"I was delighted to take part in a clinical trial as it has the potential to really help others in the future.”
A trial comparing olaparib with enzalutamide or abiraterone for men with prostate cancer (PROfound)
This trial compared olaparib with enzalutamide or abiraterone for men with prostate cancer that had spread to other parts of the body.
It was for men who’d:
- had surgery to remove the testicles (orchidectomy) or were having treatment with hormone therapy
- had changes in genes called homologous recombination repair (HRR)
This trial was open for people to join between May and September 2018. The results were published in a journal in 2020 and on the pharmacy company’s website in 2021.
More about this trial
- surgery to remove the testicles (orchidectomy)
- hormone therapy to reduce the level of testosterone in your body

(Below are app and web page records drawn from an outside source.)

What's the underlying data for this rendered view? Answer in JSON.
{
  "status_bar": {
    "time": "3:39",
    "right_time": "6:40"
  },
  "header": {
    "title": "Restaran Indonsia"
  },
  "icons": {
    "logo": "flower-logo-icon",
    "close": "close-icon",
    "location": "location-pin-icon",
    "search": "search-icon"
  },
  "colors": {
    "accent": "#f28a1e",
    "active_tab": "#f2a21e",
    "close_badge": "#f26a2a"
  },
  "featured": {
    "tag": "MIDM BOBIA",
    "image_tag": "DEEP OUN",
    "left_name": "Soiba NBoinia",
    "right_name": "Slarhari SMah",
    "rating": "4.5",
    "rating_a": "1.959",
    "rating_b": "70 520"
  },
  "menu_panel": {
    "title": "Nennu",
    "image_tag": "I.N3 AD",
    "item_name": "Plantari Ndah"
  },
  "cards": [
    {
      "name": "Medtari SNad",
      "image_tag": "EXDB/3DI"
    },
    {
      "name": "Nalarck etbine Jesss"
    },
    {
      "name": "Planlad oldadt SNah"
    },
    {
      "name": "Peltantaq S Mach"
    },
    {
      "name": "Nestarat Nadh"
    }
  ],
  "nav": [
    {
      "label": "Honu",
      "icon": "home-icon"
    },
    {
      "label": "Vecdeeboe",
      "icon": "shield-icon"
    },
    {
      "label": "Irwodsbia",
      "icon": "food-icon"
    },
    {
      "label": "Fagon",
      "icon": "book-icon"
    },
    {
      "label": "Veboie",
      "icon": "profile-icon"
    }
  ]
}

You usually have hormone therapy such as enzalutamide and abiraterone for castration resistant prostate cancer. But doctors are looking for new ways to help men in this situation. In this trial, they looked at olaparib.
This trial was in 2 parts. First, doctors tested a sample of your cancer for changes (
Everyone joining the 2nd part of this trial had one of the following:
- olaparib (Lynprza)
- enzalutamide or abiraterone
Enzalutamide and abiraterone are 2 types of
The main aim of this trial was to find out whether olaparib was better than enzalutamide and abiraterone for men with castration resistant prostate cancer.
Summary of results
The team found that men with advanced prostate cancer who had olaparib lived longer before their cancer got worse.
About this trial
This was a phase 3 trial. It was a
Of the 387 people who took part:
- 245 had olaparib
- 142 had either abiraterone or enzalutamide
The team looked at how long it took for the cancer to get worse. They found that the
- just under 7½ months (7.4 months) for those who had olaparib
- just over 3½ months (3.6 months) for those who had enzalutamide or abiraterone
They also looked at the how long people lived after treatment. They found that the median time was:
- 17½ months for those who had olaparib
- just over 14 months (14.3 Months) for those who had enzalutamide or abiraterone
Quality of life
After a year of treatment the team looked at pain. They wanted to know the number of people whose pain had not got worse. They found it was:
- about 76 people out of every 100 (76½%) for those who had olaparib
- about 43 people out of every 100 (43.1%) for those who had enzalutamide or abiraterone
There were more severe side effects with olaparib than with either enzalutamide or abiraterone.
The most common side effects overall for olaparib were:
- a drop in blood cells causing tiredness, increase of infection, bruising and bleeding
- feeling or being sick
- tiredness and lack of energy (fatigue)
- feeling weak
- loss of appetite
- changes in taste
- diarrhoea or constipation
- indigestion and heartburn
- inflammation of the mouth and lips
- loss of weight
- swelling of the arms and legs
The most common side effects overall for enzalutamide or abiraterone were:
- tiredness (fatigue)
- lack of energy
- feeling weak
The trial team concluded that olaparib worked better than enzalutamide or abiraterone for men:
- with prostate spread that had continued to grow despite hormone treatment
- and had changes (mutations) in the HRR genes
When compared with enzalutamide and abiraterone, olaparib:
- stopped the cancer getting worse for a longer time
- was better for and more accepted by the patients
Researchers are looking at olaparib in further trials.
Where this information comes from
We have based this summary on information from the research team. The information they sent us has been reviewed by independent specialists (
How to join a clinical trial
Please note: In order to join a trial you will need to discuss it with your doctor, unless otherwise specified.
Professor Johann de Bono